Each line that has the string "name" must be copied from the records below.

= Beginning of Section =

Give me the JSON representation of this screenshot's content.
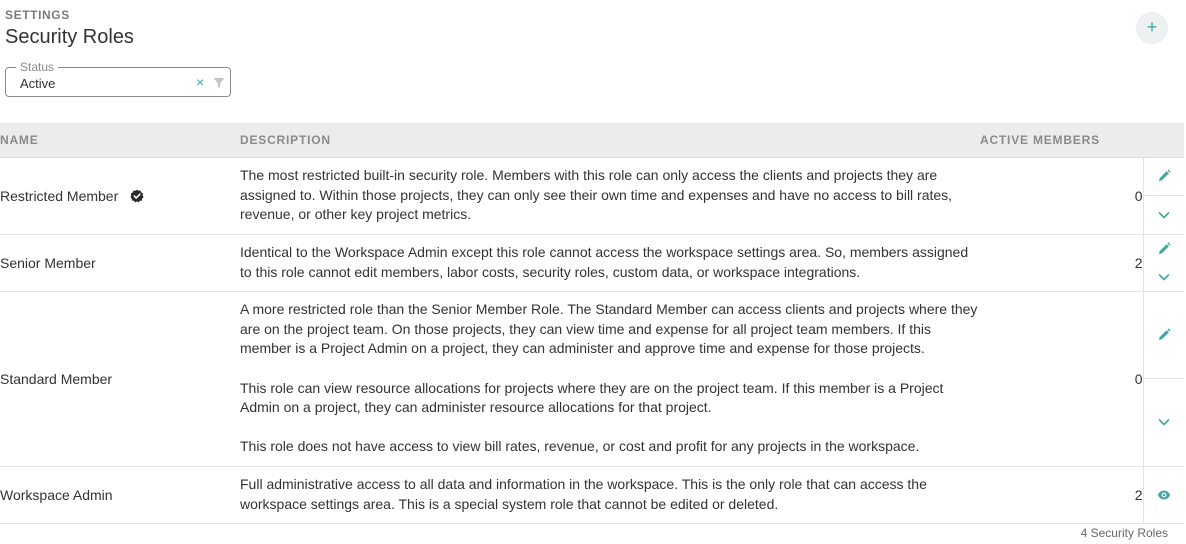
{
  "header": {
    "eyebrow": "SETTINGS",
    "title": "Security Roles",
    "add_icon": "plus-icon"
  },
  "filter": {
    "legend": "Status",
    "value": "Active",
    "clear_icon": "×"
  },
  "table": {
    "columns": {
      "name": "NAME",
      "description": "DESCRIPTION",
      "count": "ACTIVE MEMBERS"
    },
    "rows": [
      {
        "name": "Restricted Member",
        "badge": "verified-badge-icon",
        "description": [
          "The most restricted built-in security role. Members with this role can only access the clients and projects they are assigned to. Within those projects, they can only see their own time and expenses and have no access to bill rates, revenue, or other key project metrics."
        ],
        "count": "0",
        "actions": [
          "edit-icon",
          "chevron-down-icon"
        ]
      },
      {
        "name": "Senior Member",
        "description": [
          "Identical to the Workspace Admin except this role cannot access the workspace settings area. So, members assigned to this role cannot edit members, labor costs, security roles, custom data, or workspace integrations."
        ],
        "count": "2",
        "actions": [
          "edit-icon",
          "chevron-down-icon"
        ]
      },
      {
        "name": "Standard Member",
        "description": [
          "A more restricted role than the Senior Member Role. The Standard Member can access clients and projects where they are on the project team. On those projects, they can view time and expense for all project team members. If this member is a Project Admin on a project, they can administer and approve time and expense for those projects.",
          "This role can view resource allocations for projects where they are on the project team. If this member is a Project Admin on a project, they can administer resource allocations for that project.",
          "This role does not have access to view bill rates, revenue, or cost and profit for any projects in the workspace."
        ],
        "count": "0",
        "actions": [
          "edit-icon",
          "chevron-down-icon"
        ]
      },
      {
        "name": "Workspace Admin",
        "description": [
          "Full administrative access to all data and information in the workspace. This is the only role that can access the workspace settings area. This is a special system role that cannot be edited or deleted."
        ],
        "count": "2",
        "actions": [
          "view-icon"
        ]
      }
    ]
  },
  "footer": {
    "count_label": "4 Security Roles"
  },
  "colors": {
    "accent": "#3fa7a0",
    "header_bg": "#ececec",
    "text": "#333333",
    "muted": "#8a8a8a"
  }
}
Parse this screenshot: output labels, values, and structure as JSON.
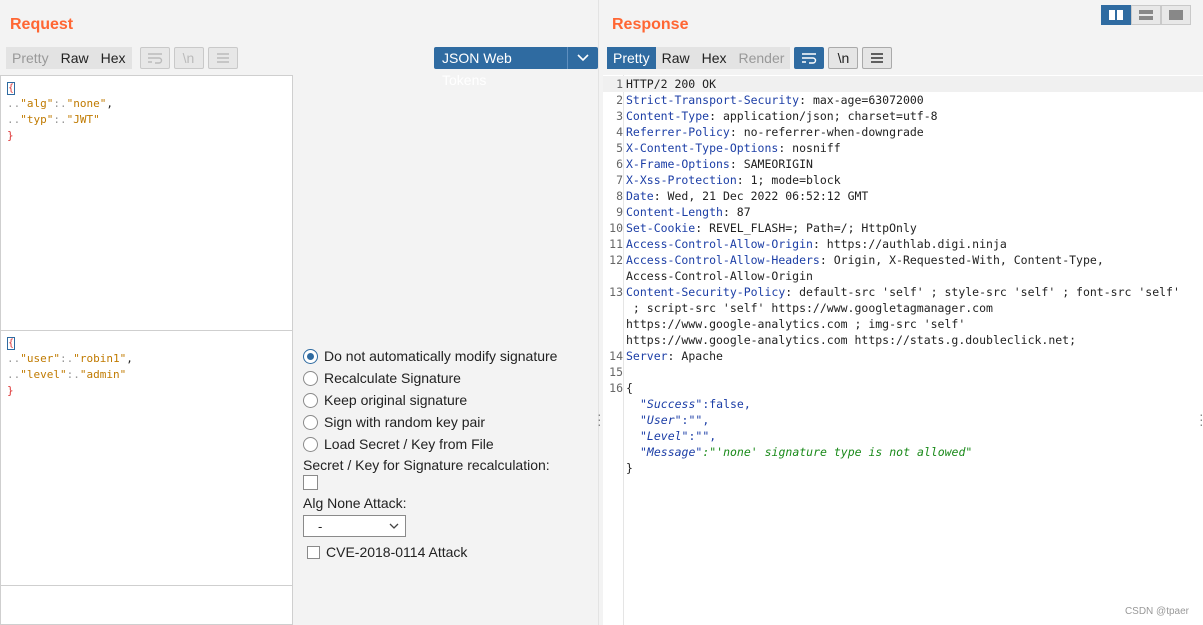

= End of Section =

RESULT OF THE EXERCISE:
      "name": "NAME",
        "name": "Restricted Member",
        "name": "Senior Member",
        "name": "Standard Member",
        "name": "Workspace Admin",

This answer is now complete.